policy statement. Pediatrics
, 130(3), 585–586. doi:10.1542/peds.2012–1989
Binner S. L., Mastrobattista J. L., Day M. C., Swaim L. S., Monga M. (2002). Effect of parental education on decision-making about neonatal circumcision
. Southern Medical Journal
, 95(4), 457–461. doi:10.1097/00007611-200204000-00016
Bisono G M., Simmons L., Volk R. J., Meyer D., Quinn T. C., Rosenthal S. L. (2012). Attitudes and decision making about neonatal male circumcision
in a Hispanic population in New York City. Clinical Pediatrics
, 51(10), 956–963. doi:10.1177/0009922812441662
Centers for Disease Control and Prevention. (2011). Trends in in-hospital newborn male circumcision
—United States, 1999-2010. Morbidity and Mortality Weekly Report
, 60(34), 1167–1168.
Gollaher D. L. (2000). Circumcision: A history of the world's most controversial surgery
. New York: Basic Books.
Henerey A. (2004). Evolution of male circumcision
as normative control. The Journal of Men's Studies
, 12(3), 265–276. doi:10.3149/jms.1203.265
Kaufman M. W., Clark J. Y., Castro C. L. (2001). Neonatal circumcision
. Benefits, risks, and family teaching. MCN. The American Journal of Maternal Child Nursing
, 26(4), 197–201. doi:10.1097/00005721-200107000-00009
Lang D. P. (2013). Circumcision
, sexual dysfunction and the child's best interests: Why the anatomical details matter. Journal of Medical Ethics
, 39(7), 429–431. doi:10.1136/medethics-2013–101520
Lee S. D., Park E., Choe B. M. (2003). Parental concerns on the circumcision
for elementary school boys: A questionnaire study. Journal of Korean Medical Science
, 18(1), 73–79.
Matthew D. B. (2008). Race, religion, and informed consent
—Lessons from social science. Journal of Law, Medicine and Ethics
, 36(1), 150–173. doi:10.1111/j.1748–720X.2008.00244.x
Mazor J. (2013). The child's interests and the case for the permissibility of male infant circumcision
. Journal of Medical Ethics
, 39(7), 421–428. doi:10.1136/medethics-2013–101318

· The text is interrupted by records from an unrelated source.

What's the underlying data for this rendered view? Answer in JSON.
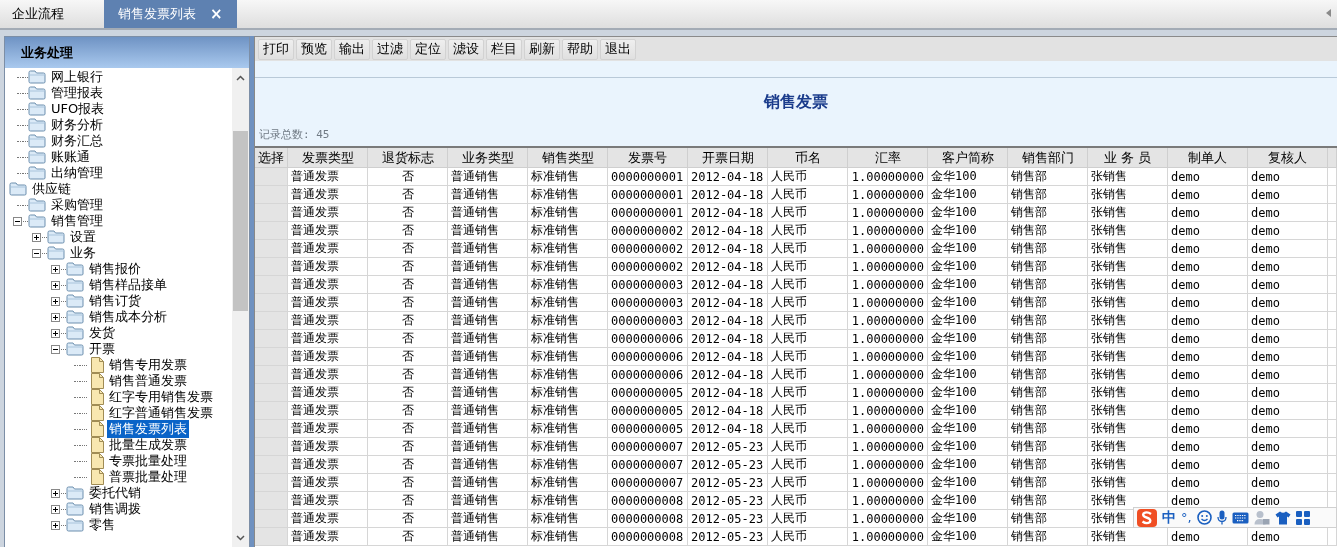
{
  "tabs": [
    {
      "label": "企业流程",
      "selected": false
    },
    {
      "label": "销售发票列表",
      "selected": true,
      "close": "×"
    }
  ],
  "sidebar": {
    "title": "业务处理",
    "continued_items": [
      {
        "label": "网上银行",
        "kind": "folder",
        "selected": false
      },
      {
        "label": "管理报表",
        "kind": "folder",
        "selected": false
      },
      {
        "label": "UFO报表",
        "kind": "folder",
        "selected": false
      },
      {
        "label": "财务分析",
        "kind": "folder",
        "selected": false
      },
      {
        "label": "财务汇总",
        "kind": "folder",
        "selected": false
      },
      {
        "label": "账账通",
        "kind": "folder",
        "selected": false
      },
      {
        "label": "出纳管理",
        "kind": "folder",
        "selected": false
      }
    ],
    "items": [
      {
        "label": "供应链",
        "kind": "folder",
        "selected": false,
        "children": [
          {
            "label": "采购管理",
            "kind": "folder",
            "selected": false
          },
          {
            "label": "销售管理",
            "kind": "folder",
            "selected": false,
            "expanded": true,
            "children": [
              {
                "label": "设置",
                "kind": "folder",
                "selected": false,
                "expanded": false
              },
              {
                "label": "业务",
                "kind": "folder",
                "selected": false,
                "expanded": true,
                "children": [
                  {
                    "label": "销售报价",
                    "kind": "folder",
                    "selected": false,
                    "expanded": false
                  },
                  {
                    "label": "销售样品接单",
                    "kind": "folder",
                    "selected": false,
                    "expanded": false
                  },
                  {
                    "label": "销售订货",
                    "kind": "folder",
                    "selected": false,
                    "expanded": false
                  },
                  {
                    "label": "销售成本分析",
                    "kind": "folder",
                    "selected": false,
                    "expanded": false
                  },
                  {
                    "label": "发货",
                    "kind": "folder",
                    "selected": false,
                    "expanded": false
                  },
                  {
                    "label": "开票",
                    "kind": "folder",
                    "selected": false,
                    "expanded": true,
                    "children": [
                      {
                        "label": "销售专用发票",
                        "kind": "document",
                        "selected": false
                      },
                      {
                        "label": "销售普通发票",
                        "kind": "document",
                        "selected": false
                      },
                      {
                        "label": "红字专用销售发票",
                        "kind": "document",
                        "selected": false
                      },
                      {
                        "label": "红字普通销售发票",
                        "kind": "document",
                        "selected": false
                      },
                      {
                        "label": "销售发票列表",
                        "kind": "document",
                        "selected": true
                      },
                      {
                        "label": "批量生成发票",
                        "kind": "document",
                        "selected": false
                      },
                      {
                        "label": "专票批量处理",
                        "kind": "document",
                        "selected": false
                      },
                      {
                        "label": "普票批量处理",
                        "kind": "document",
                        "selected": false
                      }
                    ]
                  },
                  {
                    "label": "委托代销",
                    "kind": "folder",
                    "selected": false,
                    "expanded": false
                  },
                  {
                    "label": "销售调拨",
                    "kind": "folder",
                    "selected": false,
                    "expanded": false
                  },
                  {
                    "label": "零售",
                    "kind": "folder",
                    "selected": false,
                    "expanded": false
                  }
                ]
              }
            ]
          }
        ]
      }
    ]
  },
  "toolbar": [
    "打印",
    "预览",
    "输出",
    "过滤",
    "定位",
    "滤设",
    "栏目",
    "刷新",
    "帮助",
    "退出"
  ],
  "report": {
    "title": "销售发票",
    "record_count": "记录总数: 45"
  },
  "table": {
    "selector_header": "选择",
    "columns": [
      "发票类型",
      "退货标志",
      "业务类型",
      "销售类型",
      "发票号",
      "开票日期",
      "币名",
      "汇率",
      "客户简称",
      "销售部门",
      "业 务 员",
      "制单人",
      "复核人"
    ],
    "rows": [
      [
        "普通发票",
        "否",
        "普通销售",
        "标准销售",
        "0000000001",
        "2012-04-18",
        "人民币",
        "1.00000000",
        "金华100",
        "销售部",
        "张销售",
        "demo",
        "demo"
      ],
      [
        "普通发票",
        "否",
        "普通销售",
        "标准销售",
        "0000000001",
        "2012-04-18",
        "人民币",
        "1.00000000",
        "金华100",
        "销售部",
        "张销售",
        "demo",
        "demo"
      ],
      [
        "普通发票",
        "否",
        "普通销售",
        "标准销售",
        "0000000001",
        "2012-04-18",
        "人民币",
        "1.00000000",
        "金华100",
        "销售部",
        "张销售",
        "demo",
        "demo"
      ],
      [
        "普通发票",
        "否",
        "普通销售",
        "标准销售",
        "0000000002",
        "2012-04-18",
        "人民币",
        "1.00000000",
        "金华100",
        "销售部",
        "张销售",
        "demo",
        "demo"
      ],
      [
        "普通发票",
        "否",
        "普通销售",
        "标准销售",
        "0000000002",
        "2012-04-18",
        "人民币",
        "1.00000000",
        "金华100",
        "销售部",
        "张销售",
        "demo",
        "demo"
      ],
      [
        "普通发票",
        "否",
        "普通销售",
        "标准销售",
        "0000000002",
        "2012-04-18",
        "人民币",
        "1.00000000",
        "金华100",
        "销售部",
        "张销售",
        "demo",
        "demo"
      ],
      [
        "普通发票",
        "否",
        "普通销售",
        "标准销售",
        "0000000003",
        "2012-04-18",
        "人民币",
        "1.00000000",
        "金华100",
        "销售部",
        "张销售",
        "demo",
        "demo"
      ],
      [
        "普通发票",
        "否",
        "普通销售",
        "标准销售",
        "0000000003",
        "2012-04-18",
        "人民币",
        "1.00000000",
        "金华100",
        "销售部",
        "张销售",
        "demo",
        "demo"
      ],
      [
        "普通发票",
        "否",
        "普通销售",
        "标准销售",
        "0000000003",
        "2012-04-18",
        "人民币",
        "1.00000000",
        "金华100",
        "销售部",
        "张销售",
        "demo",
        "demo"
      ],
      [
        "普通发票",
        "否",
        "普通销售",
        "标准销售",
        "0000000006",
        "2012-04-18",
        "人民币",
        "1.00000000",
        "金华100",
        "销售部",
        "张销售",
        "demo",
        "demo"
      ],
      [
        "普通发票",
        "否",
        "普通销售",
        "标准销售",
        "0000000006",
        "2012-04-18",
        "人民币",
        "1.00000000",
        "金华100",
        "销售部",
        "张销售",
        "demo",
        "demo"
      ],
      [
        "普通发票",
        "否",
        "普通销售",
        "标准销售",
        "0000000006",
        "2012-04-18",
        "人民币",
        "1.00000000",
        "金华100",
        "销售部",
        "张销售",
        "demo",
        "demo"
      ],
      [
        "普通发票",
        "否",
        "普通销售",
        "标准销售",
        "0000000005",
        "2012-04-18",
        "人民币",
        "1.00000000",
        "金华100",
        "销售部",
        "张销售",
        "demo",
        "demo"
      ],
      [
        "普通发票",
        "否",
        "普通销售",
        "标准销售",
        "0000000005",
        "2012-04-18",
        "人民币",
        "1.00000000",
        "金华100",
        "销售部",
        "张销售",
        "demo",
        "demo"
      ],
      [
        "普通发票",
        "否",
        "普通销售",
        "标准销售",
        "0000000005",
        "2012-04-18",
        "人民币",
        "1.00000000",
        "金华100",
        "销售部",
        "张销售",
        "demo",
        "demo"
      ],
      [
        "普通发票",
        "否",
        "普通销售",
        "标准销售",
        "0000000007",
        "2012-05-23",
        "人民币",
        "1.00000000",
        "金华100",
        "销售部",
        "张销售",
        "demo",
        "demo"
      ],
      [
        "普通发票",
        "否",
        "普通销售",
        "标准销售",
        "0000000007",
        "2012-05-23",
        "人民币",
        "1.00000000",
        "金华100",
        "销售部",
        "张销售",
        "demo",
        "demo"
      ],
      [
        "普通发票",
        "否",
        "普通销售",
        "标准销售",
        "0000000007",
        "2012-05-23",
        "人民币",
        "1.00000000",
        "金华100",
        "销售部",
        "张销售",
        "demo",
        "demo"
      ],
      [
        "普通发票",
        "否",
        "普通销售",
        "标准销售",
        "0000000008",
        "2012-05-23",
        "人民币",
        "1.00000000",
        "金华100",
        "销售部",
        "张销售",
        "demo",
        "demo"
      ],
      [
        "普通发票",
        "否",
        "普通销售",
        "标准销售",
        "0000000008",
        "2012-05-23",
        "人民币",
        "1.00000000",
        "金华100",
        "销售部",
        "张销售"
      ],
      [
        "普通发票",
        "否",
        "普通销售",
        "标准销售",
        "0000000008",
        "2012-05-23",
        "人民币",
        "1.00000000",
        "金华100",
        "销售部",
        "张销售",
        "demo",
        "demo"
      ]
    ]
  },
  "ime": {
    "mode": "中",
    "punctuation": "°,"
  }
}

Merkel R., Putzke H. (2013). After Cologne: Male circumcision
and the law. Parental right, religious liberty or criminal assault? Journal of Medical Ethics
, 39(7), 444–449. doi:10.1136/medethics-2012-101284
Noah B. A. (2003). The participation of underrepresented minorities in clinical research. American Journal of Law & Medicine
, 29(2-3), 221–245.
Pfuntner A., Wier L. M., Stocks C. (2013). Most frequent procedures performed in U.S. hospitals
, 2011 (HCUP Statistical Brief #165). Rockville, MD: Agency for Healthcare Research and Quality. www.hcup-us.ahrq.gov/reports/statbriefs/sb165.pdf
Pinto K. (2012). Circumcision
controversies. Pediatric Clinics of North America
, 59(4), 977–986. doi:10.1016/j.pcl.2012.05.015
Rediger C., Muller A. J. (2013). Parents' rationale for male circumcision
. Canadian Family Physician
, 59(2), e110–e115.
Sardi L. M. (2011). The male neonatal circumcision
debate: Social movements, sexual citizenship, and human rights. Societies Without Borders
, 6(3), 304–329.
Simpson K. R. (2006). Circumcision
pain management. MCN. TheAmerican Journal of Maternal Child Nursing
, 31(4), 276. doi:10.1097/00005721-200607000-00017
Tiemstra J. D. (1999). Factors affecting the circumcision
decision. Journal of the American Board of Family Practitioners
, 12(1), 16–20. doi:10.3122/15572625-12-1-16
Wang M. L., Macklin E. A., Tracy E., Nadel H., Catlin E. A. (2010). Updated parental viewpoints on male neonatal circumcision
in the United States. Clinical Pediatrics
, 49(2), 130–136. doi:10.1177/0009922809346569
World Health Organization. (2007). Male circumcision
: Global trends and determinants of prevalence, safety, and acceptability. Retrieved from www.who.int/reproductivehealth/publications/rtis/9789241596169/en/